Social media has a place in everything we do. Businesses everywhere are integrating it into their companies, knowing that they will fall behind the times if they don’t. Andrea Merry from Horizon Bank; Andrew Jones, a researcher at Altimeter Group; Jacob Mullins, a partner development manager at Microsoft; and Tabrez Sayed, vice president of Spiceworks collaborated to explain what social media can do for all types of industries.
Social media sites can help companies show customers that they care. Mullins emphasized the value in maintaining a voice that says, “I am the person who cares.” Social media allows us to think in a more specific, targeted sense, while treating individual customers diligently and compassionately. “We live and die by our community,” Sayed added, so we need to nourish it.
But what can social media do for a company? Jones asserted that, “Community insight is absolutely one of the most powerful tools that social media is going to be bringing.” It helps businesses gauge information about their customers’ preferences, leading to better marketing strategies and products that accurately give people what they need.
Social media spurs innovation and development. For example, through “feature request sections,” used by companies including Spiceworks, consumers can offer feedback on what they do and don’t like, allowing developers to alter products accordingly and update them between shipments.
“It’s that kind of model where we can act and react,” Sayed said. Great ideas from customers would have never come to fruition had they not posted them in social media sites that were then picked up by people who could actualize those ideas.
Social media can be scary at first, but it’s worth it in the end. It’s a new territory for some companies — an area full of confusing jargon. The group compared the integration of social media into the workplace with the idea of adapting as a high schooler. At first, you are extremely uncomfortable, but then a year goes by and you have a whole group of friends. By the time you graduate, it’s as if you own the place.
According to Jones, getting started in social media does require a bit of planning.
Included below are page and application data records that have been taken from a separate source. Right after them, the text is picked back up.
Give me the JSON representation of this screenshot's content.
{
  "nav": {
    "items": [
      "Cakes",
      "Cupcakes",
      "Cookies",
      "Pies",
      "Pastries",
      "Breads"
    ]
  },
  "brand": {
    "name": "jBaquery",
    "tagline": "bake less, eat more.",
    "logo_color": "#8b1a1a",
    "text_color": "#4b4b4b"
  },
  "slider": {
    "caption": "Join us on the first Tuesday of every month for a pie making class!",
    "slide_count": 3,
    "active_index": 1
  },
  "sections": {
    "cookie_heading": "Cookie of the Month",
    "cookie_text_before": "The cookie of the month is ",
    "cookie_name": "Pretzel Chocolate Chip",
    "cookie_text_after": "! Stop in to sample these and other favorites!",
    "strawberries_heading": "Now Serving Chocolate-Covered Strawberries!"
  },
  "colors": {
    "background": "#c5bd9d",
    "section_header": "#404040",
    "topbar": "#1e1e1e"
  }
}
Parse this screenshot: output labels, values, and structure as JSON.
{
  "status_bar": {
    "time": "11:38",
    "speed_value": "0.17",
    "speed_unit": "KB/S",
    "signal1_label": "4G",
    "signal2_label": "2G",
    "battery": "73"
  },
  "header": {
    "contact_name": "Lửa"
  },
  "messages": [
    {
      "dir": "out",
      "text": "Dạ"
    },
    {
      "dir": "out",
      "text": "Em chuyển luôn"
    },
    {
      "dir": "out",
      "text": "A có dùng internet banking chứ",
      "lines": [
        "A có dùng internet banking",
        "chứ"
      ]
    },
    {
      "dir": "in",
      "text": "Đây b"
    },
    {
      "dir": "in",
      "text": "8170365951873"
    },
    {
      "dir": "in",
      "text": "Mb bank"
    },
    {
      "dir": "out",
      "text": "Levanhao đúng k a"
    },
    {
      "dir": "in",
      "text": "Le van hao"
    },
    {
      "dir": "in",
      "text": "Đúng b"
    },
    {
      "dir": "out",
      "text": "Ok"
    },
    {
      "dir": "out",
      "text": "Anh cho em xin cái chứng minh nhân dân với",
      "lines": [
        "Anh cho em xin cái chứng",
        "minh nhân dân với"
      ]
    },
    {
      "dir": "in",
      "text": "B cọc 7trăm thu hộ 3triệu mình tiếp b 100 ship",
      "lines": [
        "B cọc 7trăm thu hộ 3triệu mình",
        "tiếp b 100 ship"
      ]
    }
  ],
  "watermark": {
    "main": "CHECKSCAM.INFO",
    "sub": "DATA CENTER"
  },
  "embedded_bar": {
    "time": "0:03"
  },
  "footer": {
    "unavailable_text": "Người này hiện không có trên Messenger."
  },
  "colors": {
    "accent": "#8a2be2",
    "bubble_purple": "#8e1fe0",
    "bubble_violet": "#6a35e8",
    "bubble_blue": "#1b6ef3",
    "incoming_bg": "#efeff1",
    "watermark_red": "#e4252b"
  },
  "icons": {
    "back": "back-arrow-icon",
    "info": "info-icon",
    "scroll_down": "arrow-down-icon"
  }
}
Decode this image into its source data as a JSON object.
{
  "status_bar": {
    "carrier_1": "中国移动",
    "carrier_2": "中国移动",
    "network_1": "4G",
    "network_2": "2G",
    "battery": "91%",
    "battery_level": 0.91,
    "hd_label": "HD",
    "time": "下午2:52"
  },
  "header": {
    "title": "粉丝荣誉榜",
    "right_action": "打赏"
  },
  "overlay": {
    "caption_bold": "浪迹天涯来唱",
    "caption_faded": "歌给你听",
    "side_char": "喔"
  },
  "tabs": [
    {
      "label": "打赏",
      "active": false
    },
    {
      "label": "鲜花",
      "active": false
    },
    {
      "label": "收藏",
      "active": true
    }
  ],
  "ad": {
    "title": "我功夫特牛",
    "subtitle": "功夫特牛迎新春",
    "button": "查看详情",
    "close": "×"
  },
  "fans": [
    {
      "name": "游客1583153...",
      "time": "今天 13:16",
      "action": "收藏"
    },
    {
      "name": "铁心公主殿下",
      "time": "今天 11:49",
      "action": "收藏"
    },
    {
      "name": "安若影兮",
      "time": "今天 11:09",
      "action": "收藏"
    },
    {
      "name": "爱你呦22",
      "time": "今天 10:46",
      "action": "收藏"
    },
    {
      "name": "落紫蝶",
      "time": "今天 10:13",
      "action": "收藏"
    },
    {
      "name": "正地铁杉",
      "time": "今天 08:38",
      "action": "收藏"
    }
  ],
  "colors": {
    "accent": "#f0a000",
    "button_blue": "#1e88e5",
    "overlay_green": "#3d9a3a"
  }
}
Start with defined objectives, then establish whether you are ready internally within the company. Next, establish whether you’re ready to reach out externally. But the process is worth it because, “You are opening [your company] to so many people; you can get ideas from that you never would have imagined,” Sayed said.
Has your company integrated a social media plan within its community outreach efforts? How has the experience been for you?